If you see patches of red and dry skin in between your toes, then it is likely that you have a case of athlete's foot. You may even have the condition if you see cracked skin across the heels and bottoms of your feet or if you notice large blisters forming. Once irregular patches appear or the feet seem unnaturally sore, meet with a podiatrist so that a positive diagnosis can be made. A simple visual inspection may be enough to identify the athlete's foot or a swab will be taken and tested. Testing will help to rule out both viral and bacterial infections that can sometimes produce similar symptoms as fungal infections. Usually, an anti-fungal cream will be prescribed to get rid of the fungi. However, an oral medication may be needed if the condition continues or worsens over time. You can prevent this from happening by making sure that you do not make the two common mistakes listed below.
Wearing the Same Shoes
The fungi that cause athlete's foot can be easily transferred from one person to another though skin contact. Even if direct contact is not made, the fungi can release from the feet of an infected individual and thrive in certain indoor or outdoor areas for a long period of time. The feet serve as the food source for the fungi, but the fungi can survive without food as long as they remain in wet and dark areas. The fungi then lie dormant until a bare foot picks up one or several hyphae from the ground. These fungal cells are extremely small, but they are tough enough to break through the skin. Once this occurs, new cells are produced and the infection spreads.
Unfortunately for you, fungi will not only remain dormant on swimming pool decks, gym floors, and public shower areas, but the hyphae will also remain inside your shoes if they are worn after your feet are infected. You may stop wearing the sneakers to allow your feet to heal, but you can easily reinfect yourself if you wear the shoes again before they are washed. This can result in an endless cycle of infection, healing, and reinfection if you do not wash your sneakers and other shoes.
Washing shoes in your washing machine is one of the best ways to kill the athlete's foot fungi that sit inside of them. The water must be extremely hot to kill the fungi though. Temperatures as high as 140 degrees are required during both the wash and rinse cycle. Your hot water heater may not be set high enough to produce this type of heat, so make sure to increase the water temperature if you need to. Afterwards, throw the shoes into the wash with any worn socks or towels used to dry the feet.
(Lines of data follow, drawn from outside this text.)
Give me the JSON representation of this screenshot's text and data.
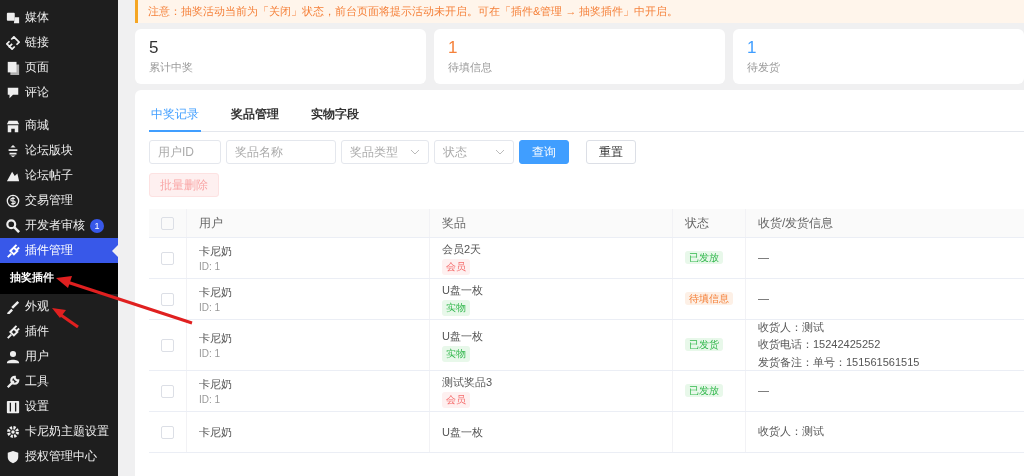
{
  "sidebar": {
    "groups": [
      {
        "items": [
          {
            "label": "媒体",
            "selected": false
          },
          {
            "label": "链接",
            "selected": false
          },
          {
            "label": "页面",
            "selected": false
          },
          {
            "label": "评论",
            "selected": false
          }
        ]
      },
      {
        "items": [
          {
            "label": "商城",
            "selected": false
          },
          {
            "label": "论坛版块",
            "selected": false
          },
          {
            "label": "论坛帖子",
            "selected": false
          },
          {
            "label": "交易管理",
            "selected": false
          },
          {
            "label": "开发者审核",
            "selected": false,
            "badge": "1"
          },
          {
            "label": "插件管理",
            "selected": true,
            "children": [
              {
                "label": "抽奖插件",
                "selected": true
              }
            ]
          },
          {
            "label": "外观",
            "selected": false
          },
          {
            "label": "插件",
            "selected": false
          },
          {
            "label": "用户",
            "selected": false
          },
          {
            "label": "工具",
            "selected": false
          },
          {
            "label": "设置",
            "selected": false
          },
          {
            "label": "卡尼奶主题设置",
            "selected": false
          },
          {
            "label": "授权管理中心",
            "selected": false
          }
        ]
      }
    ]
  },
  "notice": "注意：抽奖活动当前为「关闭」状态，前台页面将提示活动未开启。可在「插件&管理 → 抽奖插件」中开启。",
  "stats": [
    {
      "value": "5",
      "label": "累计中奖",
      "color": "#333333"
    },
    {
      "value": "1",
      "label": "待填信息",
      "color": "#f5813a"
    },
    {
      "value": "1",
      "label": "待发货",
      "color": "#409eff"
    }
  ],
  "tabs": [
    {
      "label": "中奖记录",
      "selected": true
    },
    {
      "label": "奖品管理",
      "selected": false
    },
    {
      "label": "实物字段",
      "selected": false
    }
  ],
  "filters": [
    {
      "kind": "input",
      "placeholder": "用户ID"
    },
    {
      "kind": "input",
      "placeholder": "奖品名称"
    },
    {
      "kind": "select",
      "placeholder": "奖品类型"
    },
    {
      "kind": "select",
      "placeholder": "状态"
    }
  ],
  "buttons": [
    {
      "kind": "primary",
      "label": "查询"
    },
    {
      "kind": "plain",
      "label": "重置"
    }
  ],
  "batch_delete": {
    "label": "批量删除",
    "disabled": true
  },
  "table": {
    "header_checked": false,
    "columns": [
      "用户",
      "奖品",
      "状态",
      "收货/发货信息"
    ],
    "rows": [
      {
        "checked": false,
        "user": "卡尼奶",
        "user_id": "ID: 1",
        "prize": "会员2天",
        "prize_tag": {
          "text": "会员",
          "kind": "member"
        },
        "status": {
          "text": "已发放",
          "kind": "done"
        },
        "info": [
          "—"
        ]
      },
      {
        "checked": false,
        "user": "卡尼奶",
        "user_id": "ID: 1",
        "prize": "U盘一枚",
        "prize_tag": {
          "text": "实物",
          "kind": "physical"
        },
        "status": {
          "text": "待填信息",
          "kind": "pending"
        },
        "info": [
          "—"
        ]
      },
      {
        "checked": false,
        "user": "卡尼奶",
        "user_id": "ID: 1",
        "prize": "U盘一枚",
        "prize_tag": {
          "text": "实物",
          "kind": "physical"
        },
        "status": {
          "text": "已发货",
          "kind": "done"
        },
        "info": [
          "收货人：测试",
          "收货电话：15242425252",
          "发货备注：单号：151561561515"
        ]
      },
      {
        "checked": false,
        "user": "卡尼奶",
        "user_id": "ID: 1",
        "prize": "测试奖品3",
        "prize_tag": {
          "text": "会员",
          "kind": "member"
        },
        "status": {
          "text": "已发放",
          "kind": "done"
        },
        "info": [
          "—"
        ]
      },
      {
        "checked": false,
        "user": "卡尼奶",
        "prize": "U盘一枚",
        "info": [
          "收货人：测试"
        ]
      }
    ]
  }
}
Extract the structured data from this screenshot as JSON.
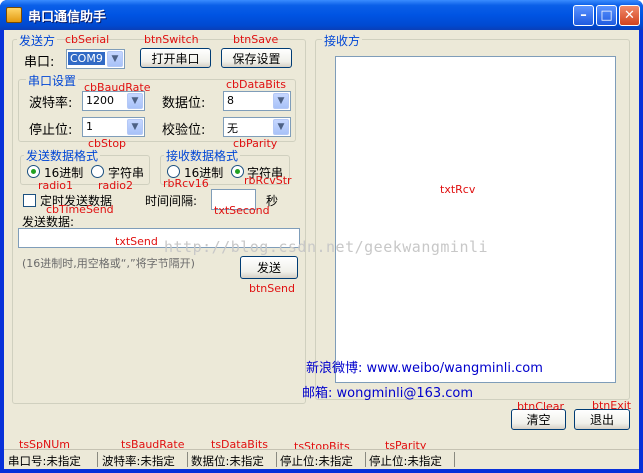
{
  "window": {
    "title": "串口通信助手"
  },
  "send_group": {
    "title": "发送方",
    "port_label": "串口:",
    "port_value": "COM9",
    "open_button": "打开串口",
    "save_button": "保存设置"
  },
  "serial_settings": {
    "title": "串口设置",
    "baud_label": "波特率:",
    "baud_value": "1200",
    "databits_label": "数据位:",
    "databits_value": "8",
    "stopbits_label": "停止位:",
    "stopbits_value": "1",
    "parity_label": "校验位:",
    "parity_value": "无"
  },
  "send_format": {
    "title": "发送数据格式",
    "hex": "16进制",
    "string": "字符串"
  },
  "recv_format": {
    "title": "接收数据格式",
    "hex": "16进制",
    "string": "字符串"
  },
  "timed_send": {
    "label": "定时发送数据",
    "interval_label": "时间间隔:",
    "unit": "秒"
  },
  "send_data": {
    "label": "发送数据:",
    "hint": "(16进制时,用空格或“,”将字节隔开)",
    "send_button": "发送"
  },
  "recv_group": {
    "title": "接收方",
    "weibo": "新浪微博: www.weibo/wangminli.com",
    "email": "邮箱: wongminli@163.com"
  },
  "buttons": {
    "clear": "清空",
    "exit": "退出"
  },
  "watermark": "http://blog.csdn.net/geekwangminli",
  "status": {
    "port": "串口号:未指定",
    "baud": "波特率:未指定",
    "databits": "数据位:未指定",
    "stopbits": "停止位:未指定",
    "parity": "停止位:未指定"
  },
  "annotations": {
    "cbSerial": "cbSerial",
    "btnSwitch": "btnSwitch",
    "btnSave": "btnSave",
    "cbBaudRate": "cbBaudRate",
    "cbDataBits": "cbDataBits",
    "cbStop": "cbStop",
    "cbParity": "cbParity",
    "radio1": "radio1",
    "radio2": "radio2",
    "rbRcv16": "rbRcv16",
    "rbRcvStr": "rbRcvStr",
    "cbTimeSend": "cbTimeSend",
    "txtSecond": "txtSecond",
    "txtSend": "txtSend",
    "btnSend": "btnSend",
    "txtRcv": "txtRcv",
    "btnClear": "btnClear",
    "btnExit": "btnExit",
    "tsSpNUm": "tsSpNUm",
    "tsBaudRate": "tsBaudRate",
    "tsDataBits": "tsDataBits",
    "tsStopBits": "tsStopBits",
    "tsParity": "tsParity"
  },
  "colors": {
    "title_bar": "#0054e3",
    "group_title": "#0046d5",
    "annotation": "#e01010",
    "link_text": "#0000cc",
    "face": "#ece9d8"
  }
}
Use your normal detergent and consider placing an anti-fungal additive into the wash. Tea tree oil, vinegar, and borax are a few good suggestions. Dry the clothing in your dryer afterwards.
Keeping the Feet Covered
Embarrassment as well as discomfort may prompt you to cover your feet with socks and shoes throughout the day. Not only will you need to continually wash these items, but they will leave the fungi to thrive in the perfect conditions. The feet contain about 250,000 sweat glands that produce about one-half a pint of sweat every day. This provides the moisture for the fungi while the socks keep the sun off the feet and heated as well.
Exposing the Feet
To reduce the optimal conditions for the fungi to thrive, make sure to keep your feet uncovered as much as possible. Invest in some plastic or polyethylene sandals to wear at home. Make sure to lightly wipe them with a 50% solution of water and bleach every day to kill the fungi that has transferred to the shoes. You also should consider exposing your feet to the sun for 15 to 30 minutes each day and using baby powder to soak up any moisture.
Although it is wise to keep the feet uncovered, try not to walk barefoot in your own house or in a public space or you may transfer the fungus to another person or reinfect yourself. Designating a pair of flip-flops or sandals for showering and gym use may help you to avoid this problem.
If you think you might have athlete's foot and you're having a hard time killing the fungus, then consider contacting a podiatrist at http://www.westmorelandfootdoctor.com.